INPUT

===============

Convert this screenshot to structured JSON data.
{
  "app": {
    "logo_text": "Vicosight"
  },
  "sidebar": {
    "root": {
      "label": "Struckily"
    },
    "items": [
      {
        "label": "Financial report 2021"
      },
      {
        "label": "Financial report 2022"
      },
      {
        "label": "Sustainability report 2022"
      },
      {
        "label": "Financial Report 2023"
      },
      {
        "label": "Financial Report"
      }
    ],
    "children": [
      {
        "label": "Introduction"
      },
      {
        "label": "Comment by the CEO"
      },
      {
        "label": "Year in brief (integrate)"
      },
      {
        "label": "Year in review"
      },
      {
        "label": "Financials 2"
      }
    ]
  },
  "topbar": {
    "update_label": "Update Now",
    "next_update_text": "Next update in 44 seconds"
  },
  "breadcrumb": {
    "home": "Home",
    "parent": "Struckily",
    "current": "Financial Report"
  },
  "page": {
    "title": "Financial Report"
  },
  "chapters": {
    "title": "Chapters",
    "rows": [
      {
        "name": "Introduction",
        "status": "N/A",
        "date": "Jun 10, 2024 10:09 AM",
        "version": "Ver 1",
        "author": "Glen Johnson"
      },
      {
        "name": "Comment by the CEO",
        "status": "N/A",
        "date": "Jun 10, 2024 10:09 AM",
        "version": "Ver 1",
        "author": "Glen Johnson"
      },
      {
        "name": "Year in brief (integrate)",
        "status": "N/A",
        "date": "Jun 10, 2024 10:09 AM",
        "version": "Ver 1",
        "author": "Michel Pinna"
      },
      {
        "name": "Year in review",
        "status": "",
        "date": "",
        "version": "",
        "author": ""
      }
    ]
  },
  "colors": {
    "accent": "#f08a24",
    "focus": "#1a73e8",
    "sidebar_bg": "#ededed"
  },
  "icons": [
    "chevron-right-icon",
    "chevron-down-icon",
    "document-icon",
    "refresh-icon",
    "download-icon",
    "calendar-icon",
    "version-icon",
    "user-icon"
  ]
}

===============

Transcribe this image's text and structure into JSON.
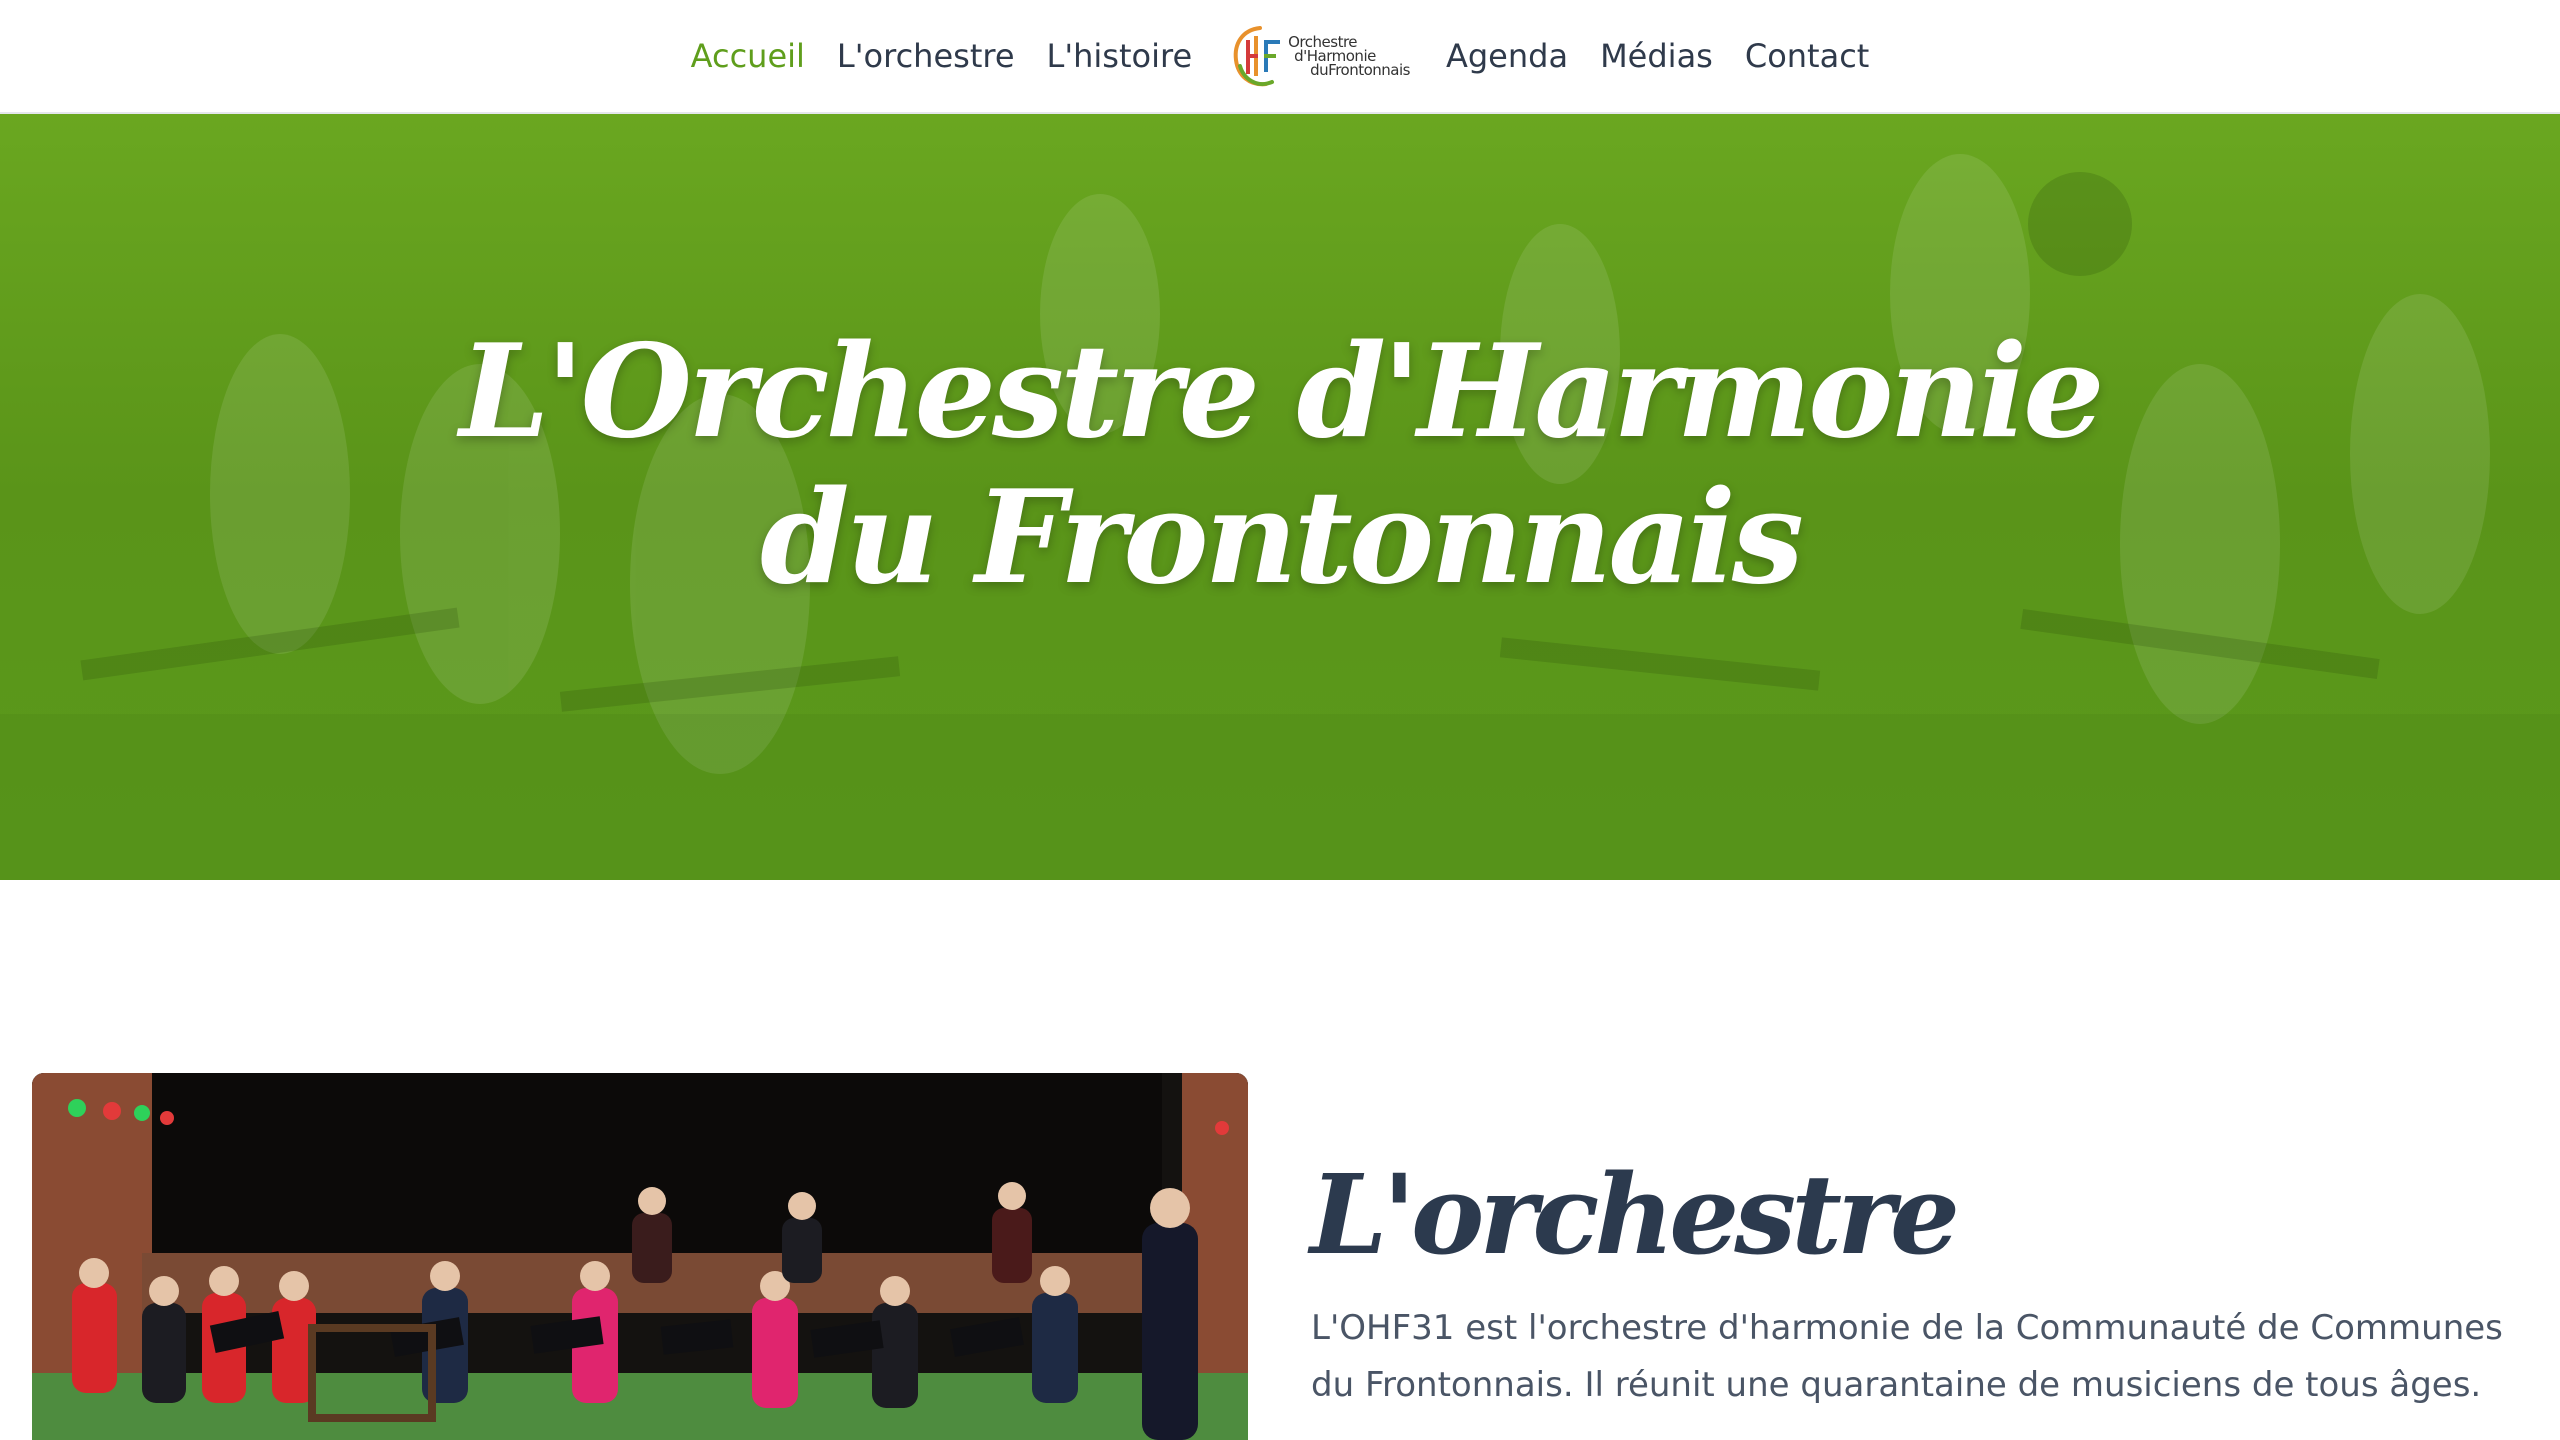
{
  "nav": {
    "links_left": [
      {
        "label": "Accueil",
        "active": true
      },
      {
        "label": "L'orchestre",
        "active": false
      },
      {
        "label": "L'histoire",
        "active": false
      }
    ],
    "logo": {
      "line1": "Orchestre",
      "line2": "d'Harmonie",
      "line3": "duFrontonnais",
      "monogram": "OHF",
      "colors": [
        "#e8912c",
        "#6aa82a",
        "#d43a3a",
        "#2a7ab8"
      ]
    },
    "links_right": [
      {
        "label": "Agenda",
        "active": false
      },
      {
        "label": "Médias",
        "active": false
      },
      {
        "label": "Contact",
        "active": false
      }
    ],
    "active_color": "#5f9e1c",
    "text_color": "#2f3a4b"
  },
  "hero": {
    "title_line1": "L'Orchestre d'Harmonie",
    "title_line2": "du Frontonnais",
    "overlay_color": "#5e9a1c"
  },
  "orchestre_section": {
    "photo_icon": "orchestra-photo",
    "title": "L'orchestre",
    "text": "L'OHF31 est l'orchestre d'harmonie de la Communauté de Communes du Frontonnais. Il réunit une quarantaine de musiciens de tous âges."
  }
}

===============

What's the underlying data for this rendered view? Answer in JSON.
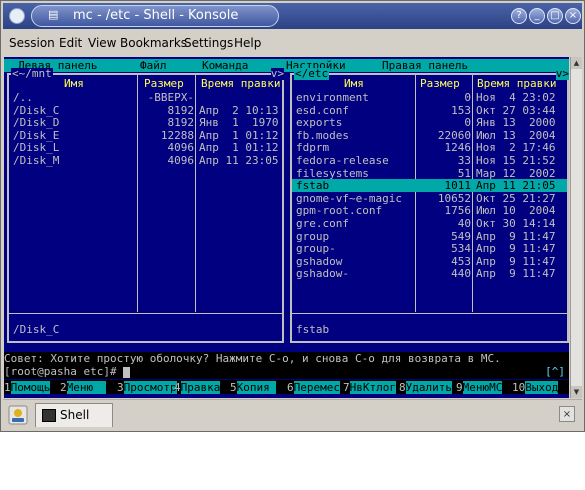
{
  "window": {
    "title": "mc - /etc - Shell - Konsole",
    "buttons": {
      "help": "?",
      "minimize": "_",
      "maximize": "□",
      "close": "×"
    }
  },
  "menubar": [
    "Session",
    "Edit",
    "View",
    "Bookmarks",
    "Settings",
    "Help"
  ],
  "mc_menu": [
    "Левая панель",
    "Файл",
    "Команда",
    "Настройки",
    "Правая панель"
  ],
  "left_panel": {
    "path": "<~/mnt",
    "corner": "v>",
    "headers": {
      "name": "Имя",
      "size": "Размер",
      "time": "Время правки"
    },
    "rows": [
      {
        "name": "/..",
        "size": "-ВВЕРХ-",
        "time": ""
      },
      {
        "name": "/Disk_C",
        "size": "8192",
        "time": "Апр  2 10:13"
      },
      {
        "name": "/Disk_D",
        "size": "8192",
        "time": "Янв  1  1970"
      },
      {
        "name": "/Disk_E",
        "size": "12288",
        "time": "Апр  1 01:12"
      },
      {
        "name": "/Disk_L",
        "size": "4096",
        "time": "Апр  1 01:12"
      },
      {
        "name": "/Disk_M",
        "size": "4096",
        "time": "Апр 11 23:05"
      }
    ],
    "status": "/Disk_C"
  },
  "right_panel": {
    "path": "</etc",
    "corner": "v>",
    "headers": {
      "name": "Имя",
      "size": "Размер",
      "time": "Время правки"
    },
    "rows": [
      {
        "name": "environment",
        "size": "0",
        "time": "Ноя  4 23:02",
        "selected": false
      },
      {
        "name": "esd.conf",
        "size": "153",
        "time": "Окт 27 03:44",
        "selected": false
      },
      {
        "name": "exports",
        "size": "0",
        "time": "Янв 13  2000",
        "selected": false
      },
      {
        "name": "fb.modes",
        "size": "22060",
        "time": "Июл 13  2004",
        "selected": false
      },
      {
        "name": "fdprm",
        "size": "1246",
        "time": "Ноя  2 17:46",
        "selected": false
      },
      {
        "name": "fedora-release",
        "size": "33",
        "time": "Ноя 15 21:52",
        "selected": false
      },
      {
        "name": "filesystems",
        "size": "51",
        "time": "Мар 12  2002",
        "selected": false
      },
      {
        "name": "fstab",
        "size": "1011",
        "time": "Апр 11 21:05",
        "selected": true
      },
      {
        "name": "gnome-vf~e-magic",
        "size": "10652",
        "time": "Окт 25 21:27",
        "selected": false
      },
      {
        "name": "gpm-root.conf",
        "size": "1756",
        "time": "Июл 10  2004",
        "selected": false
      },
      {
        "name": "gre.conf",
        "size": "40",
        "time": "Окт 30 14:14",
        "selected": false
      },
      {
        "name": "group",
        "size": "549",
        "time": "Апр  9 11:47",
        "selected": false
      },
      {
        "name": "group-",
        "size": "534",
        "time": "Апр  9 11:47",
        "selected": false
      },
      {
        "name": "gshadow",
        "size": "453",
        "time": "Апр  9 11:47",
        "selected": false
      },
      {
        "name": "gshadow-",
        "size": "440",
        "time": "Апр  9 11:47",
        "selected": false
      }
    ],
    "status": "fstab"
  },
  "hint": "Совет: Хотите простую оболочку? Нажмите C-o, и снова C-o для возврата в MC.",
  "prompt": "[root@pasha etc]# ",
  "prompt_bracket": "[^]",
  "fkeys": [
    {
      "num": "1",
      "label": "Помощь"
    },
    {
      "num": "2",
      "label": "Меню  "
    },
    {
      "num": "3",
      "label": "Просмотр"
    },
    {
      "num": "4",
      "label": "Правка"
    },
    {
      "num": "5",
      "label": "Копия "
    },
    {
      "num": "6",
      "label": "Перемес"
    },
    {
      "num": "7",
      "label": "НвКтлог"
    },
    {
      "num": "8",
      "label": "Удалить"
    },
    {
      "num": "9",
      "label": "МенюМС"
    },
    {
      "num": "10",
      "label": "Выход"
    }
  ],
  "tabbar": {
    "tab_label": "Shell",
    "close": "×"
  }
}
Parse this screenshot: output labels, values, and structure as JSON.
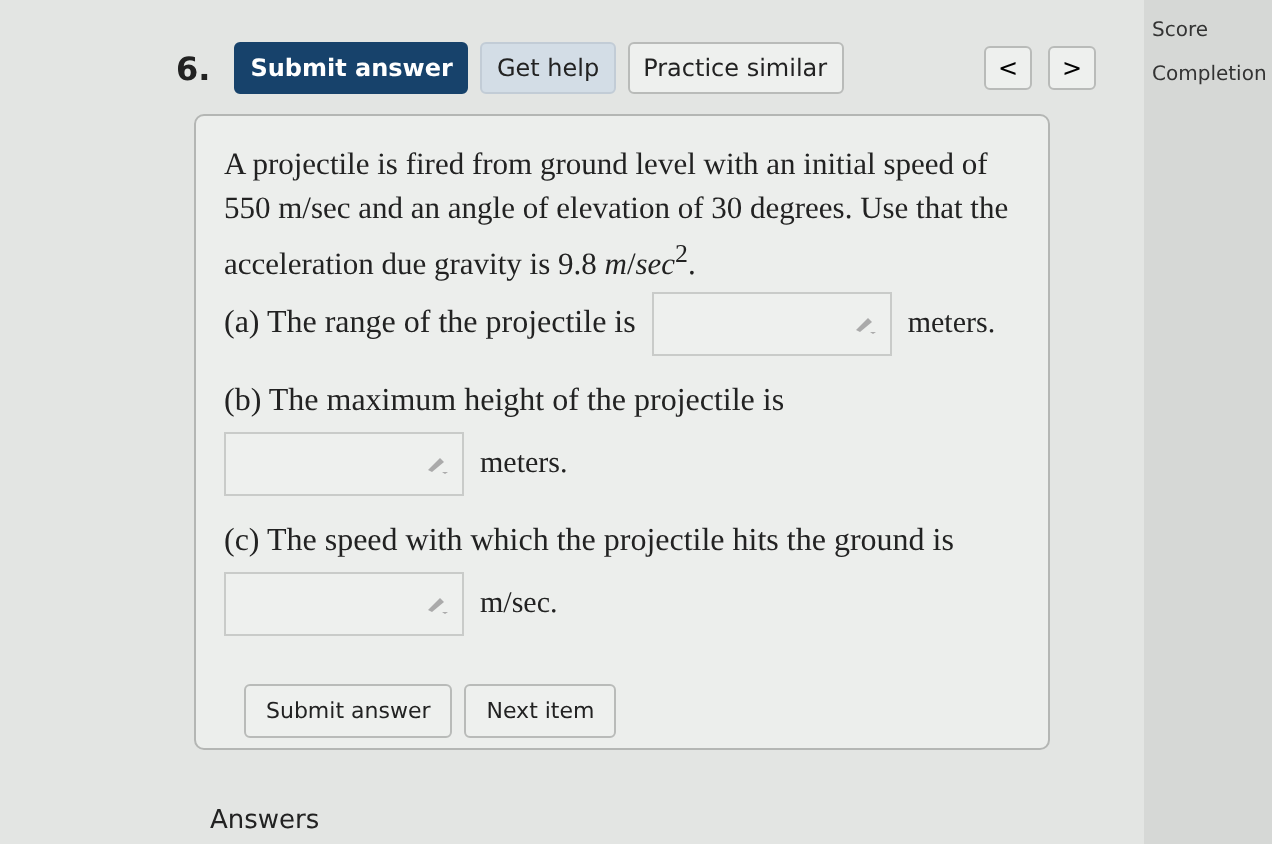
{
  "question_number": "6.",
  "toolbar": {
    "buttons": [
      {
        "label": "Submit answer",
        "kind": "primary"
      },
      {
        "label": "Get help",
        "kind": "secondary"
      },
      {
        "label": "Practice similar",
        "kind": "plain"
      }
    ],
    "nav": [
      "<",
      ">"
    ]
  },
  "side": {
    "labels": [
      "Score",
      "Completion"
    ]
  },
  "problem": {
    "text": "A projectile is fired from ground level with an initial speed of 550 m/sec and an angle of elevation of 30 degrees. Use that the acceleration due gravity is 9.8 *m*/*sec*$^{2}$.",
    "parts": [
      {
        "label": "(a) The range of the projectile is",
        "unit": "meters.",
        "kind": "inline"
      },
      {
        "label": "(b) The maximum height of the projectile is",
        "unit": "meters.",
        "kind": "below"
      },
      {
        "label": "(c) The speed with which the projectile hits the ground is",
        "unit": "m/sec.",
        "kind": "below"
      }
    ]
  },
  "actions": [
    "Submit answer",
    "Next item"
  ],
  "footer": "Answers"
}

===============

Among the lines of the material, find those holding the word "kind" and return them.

        "kind": "primary"
        "kind": "secondary"
        "kind": "plain"
        "kind": "inline"
        "kind": "below"
        "kind": "below"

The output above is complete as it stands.